This year I was honored to serve as a teacher leader for the Missouri Teachers Academy. As a part of the leadership team, I helped to organize the monthly meetings and also to choose the year-long topic of study along with the participants. We ended up selecting a book called “Social-Emotional Learning in the Classroom” to do a book study on and apply to our classroom teaching. I have to say it was exactly the kind of book that any teacher with a few years of experience can enjoy as a good refresher course.
So first, what is social-emotional learning? Well, basically it means acquiring the knowledge to understand and manage emotions, set and achieve personal goals, and interact effectively with others. This is a big part of a teacher’s job beyond being content experts, because learning can’t occur unless students feel comfortable with themselves and their peers. This is probably one of the trickiest parts of teaching, in fact, because although there’s a lot of science behind it there is also a lot of art in its implementation. It’s all about anticipating student needs and behaviors before they themselves can articulate what they need. Good prediction skills like this help teachers maintain a positive class culture and smooth class flow.
I know that I was not good at Social-Emotional Learning in my first few years of teaching. I have developed my skills since then, but reading this book refreshed my teacher training and also taught me a few new things. So, here are some good tips and tricks I learned from this book that have helped me in my own classroom:
1. Develop positive relationships with students every day

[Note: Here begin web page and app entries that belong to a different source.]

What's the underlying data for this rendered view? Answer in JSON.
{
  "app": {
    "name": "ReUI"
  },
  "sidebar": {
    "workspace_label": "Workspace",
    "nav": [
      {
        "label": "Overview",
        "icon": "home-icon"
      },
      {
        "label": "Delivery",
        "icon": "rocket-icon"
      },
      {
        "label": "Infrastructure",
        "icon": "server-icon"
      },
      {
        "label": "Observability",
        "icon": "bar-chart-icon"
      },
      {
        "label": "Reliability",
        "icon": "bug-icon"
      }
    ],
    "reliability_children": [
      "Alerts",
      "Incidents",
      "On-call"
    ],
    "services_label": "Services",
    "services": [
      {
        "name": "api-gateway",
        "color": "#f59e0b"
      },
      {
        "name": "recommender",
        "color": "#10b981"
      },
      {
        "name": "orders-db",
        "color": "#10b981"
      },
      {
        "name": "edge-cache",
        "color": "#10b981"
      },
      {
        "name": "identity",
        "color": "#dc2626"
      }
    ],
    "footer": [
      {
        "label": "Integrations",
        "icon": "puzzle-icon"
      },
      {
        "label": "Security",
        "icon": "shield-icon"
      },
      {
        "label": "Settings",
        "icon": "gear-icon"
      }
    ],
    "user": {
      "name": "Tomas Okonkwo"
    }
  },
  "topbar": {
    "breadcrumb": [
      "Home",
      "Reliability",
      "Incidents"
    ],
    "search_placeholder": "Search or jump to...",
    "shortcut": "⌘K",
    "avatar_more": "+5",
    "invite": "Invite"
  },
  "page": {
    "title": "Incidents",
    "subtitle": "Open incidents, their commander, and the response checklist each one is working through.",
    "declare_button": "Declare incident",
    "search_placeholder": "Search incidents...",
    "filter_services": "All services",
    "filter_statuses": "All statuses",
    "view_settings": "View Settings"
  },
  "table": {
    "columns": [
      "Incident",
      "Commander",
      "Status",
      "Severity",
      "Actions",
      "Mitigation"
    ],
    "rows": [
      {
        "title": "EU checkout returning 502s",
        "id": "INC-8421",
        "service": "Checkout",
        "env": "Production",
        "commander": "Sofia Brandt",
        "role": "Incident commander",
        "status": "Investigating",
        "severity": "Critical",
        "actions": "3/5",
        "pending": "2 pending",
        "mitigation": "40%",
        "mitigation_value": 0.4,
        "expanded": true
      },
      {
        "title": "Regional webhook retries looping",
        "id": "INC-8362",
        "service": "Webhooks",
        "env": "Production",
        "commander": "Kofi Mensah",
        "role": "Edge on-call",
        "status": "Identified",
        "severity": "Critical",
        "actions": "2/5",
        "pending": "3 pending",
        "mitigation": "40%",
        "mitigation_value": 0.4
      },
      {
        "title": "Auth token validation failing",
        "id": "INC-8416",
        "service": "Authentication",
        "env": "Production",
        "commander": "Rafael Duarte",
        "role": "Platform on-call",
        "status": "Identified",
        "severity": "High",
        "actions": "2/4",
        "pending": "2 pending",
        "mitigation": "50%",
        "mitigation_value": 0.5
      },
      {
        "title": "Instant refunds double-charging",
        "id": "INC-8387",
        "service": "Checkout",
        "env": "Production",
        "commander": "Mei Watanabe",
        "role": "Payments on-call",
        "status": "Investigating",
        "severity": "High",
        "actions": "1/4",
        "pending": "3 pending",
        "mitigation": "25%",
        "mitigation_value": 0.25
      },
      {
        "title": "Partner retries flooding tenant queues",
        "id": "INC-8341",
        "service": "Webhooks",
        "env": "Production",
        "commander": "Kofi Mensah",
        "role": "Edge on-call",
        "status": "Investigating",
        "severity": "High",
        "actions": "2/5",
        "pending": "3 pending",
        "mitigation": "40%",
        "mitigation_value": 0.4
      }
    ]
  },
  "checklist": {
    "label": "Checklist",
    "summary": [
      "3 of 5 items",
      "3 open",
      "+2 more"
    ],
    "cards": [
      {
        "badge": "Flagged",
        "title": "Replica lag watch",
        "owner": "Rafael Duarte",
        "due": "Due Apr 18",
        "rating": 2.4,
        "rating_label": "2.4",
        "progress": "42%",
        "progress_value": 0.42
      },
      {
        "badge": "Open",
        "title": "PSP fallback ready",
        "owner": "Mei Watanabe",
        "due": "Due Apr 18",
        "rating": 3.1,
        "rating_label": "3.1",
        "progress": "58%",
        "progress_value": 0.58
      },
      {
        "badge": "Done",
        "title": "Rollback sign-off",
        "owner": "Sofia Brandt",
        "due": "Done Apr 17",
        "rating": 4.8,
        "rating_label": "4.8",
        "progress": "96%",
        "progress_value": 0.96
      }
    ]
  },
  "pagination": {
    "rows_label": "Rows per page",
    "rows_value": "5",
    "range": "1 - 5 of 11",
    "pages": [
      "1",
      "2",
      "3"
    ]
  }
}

This is an obvious facet of being a good teacher, but yet not all teachers take it seriously. Often, teachers start out the year with this goal in mind but then forget about it as the year progresses. It’s important to develop deep and meaningful relationships with students every day in the classroom. Students need to know they can trust you and rely on you as they develop their own social and emotional skills. Teachers need to show a certain amount of openness and honesty with their students about their own personal lives in order for this to happen.
2. Be an example of growth mindset and good decision-making
Teachers are the biggest role models of positive social and emotional well-being. That’s why it’s critical that teachers demonstrate how they themselves manage their own emotions, develop a growth mindset, and follow through with goal setting. This takes intentionality during the lesson planning process, which is a skill I have had to develop since my first year teaching. Teachers should insert moments of mindfulness, opportunities for problem-solving and mistakes, as well as time for cooperative learning.
3. Have consistent rules and classroom procedures
This is classroom management 101, but not for the reasons most teachers would think. It’s not about being in charge, but rather it’s about helping students understand your expectations and daily schedule so that they can feel comfortable and focus on learning.
4. Teach students to become reflective through goal setting
This is the most important takeaway from the book and something that I am learning to incorporate more into my own teaching. Teachers often think of goal setting in terms of grades, but it’s also necessary to teach students to be reflective about their behavior and well-being. They can set goals for traits like responsibility, grit, collaboration, problem-solving, and communication. In this day and age, teachers talk a lot about soft skills required in all 21st century jobs, yet few teachers actively guide students in developing them.
Understanding and implementing social-emotional learning is part of becoming a truly effective educator. It takes practice and experience to learn, but teachers can always use a refresher like this book to strengthen and improve their skills. I highly recommend it for your reading list!